Using ancient Roman lead to build a state-of-the-art observatory to detect neutrinos from core-collapse supernovae is the ambitious goal of the RES-NOVA project which has been awarded 2.7 million euro in funding by the European Research Council (ERC). The project is led by Luca Pattavina, a researcher at the National Institute for Nuclear Physics (INFN), one of the winners of the Consolidator Grants 2022 recently awarded to 321 excellent young scientists to support them in consolidating their scientific careers.
“Thanks to my international experiences, but, above all, thanks to the unique infrastructures at the Gran Sasso National Laboratory of the INFN and thanks to the Physics Department of the Technical University of Munich, I was able to carry out the first measurements that demonstrated the feasibility of the project,” explained Pattavina, who also pointed out: “The result achieved is the fruit of a joint effort by many Italian, German and Ukrainian collaborators. In fact, the first detector prototypes were produced in Ukraine before the war broke out.”
The study aims to increase the chance of observing supernova explosions: extremely rare events during which a large amount of energy is released in the form of neutrinos. These particles – which have no electrical charge and almost no mass – do not interact much with other matter. They are therefore extraordinary messengers, able to provide direct information on the processes that take place inside stars. After all, neutrinos are elusive particles, very difficult to detect. RES-NOVA will hunt for neutrinos using lead, whose nuclei contain a high number of neutrons, which will increase the chance of a neutrino interacting with the detector by about 10,000 times compared to conventional techniques.
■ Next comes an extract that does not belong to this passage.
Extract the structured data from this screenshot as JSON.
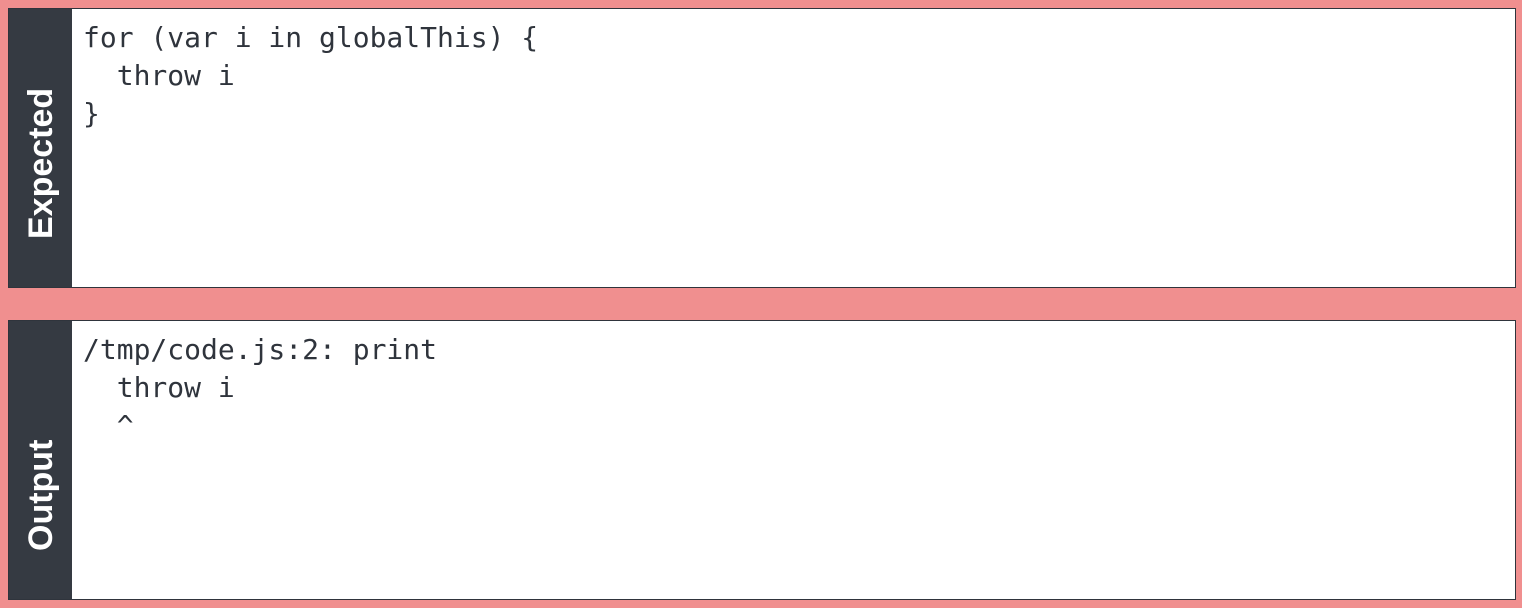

Specifically, the project involves the use of lead from ingots recovered from a Roman ship sunk off the coast of Sardinia 2000 years ago. The goal is to develop a small but extremely sensitive neutrino detector, able to reveal 90% of the potential supernovae of our galaxy, laying the foundations for a new generation of European neutrino telescopes.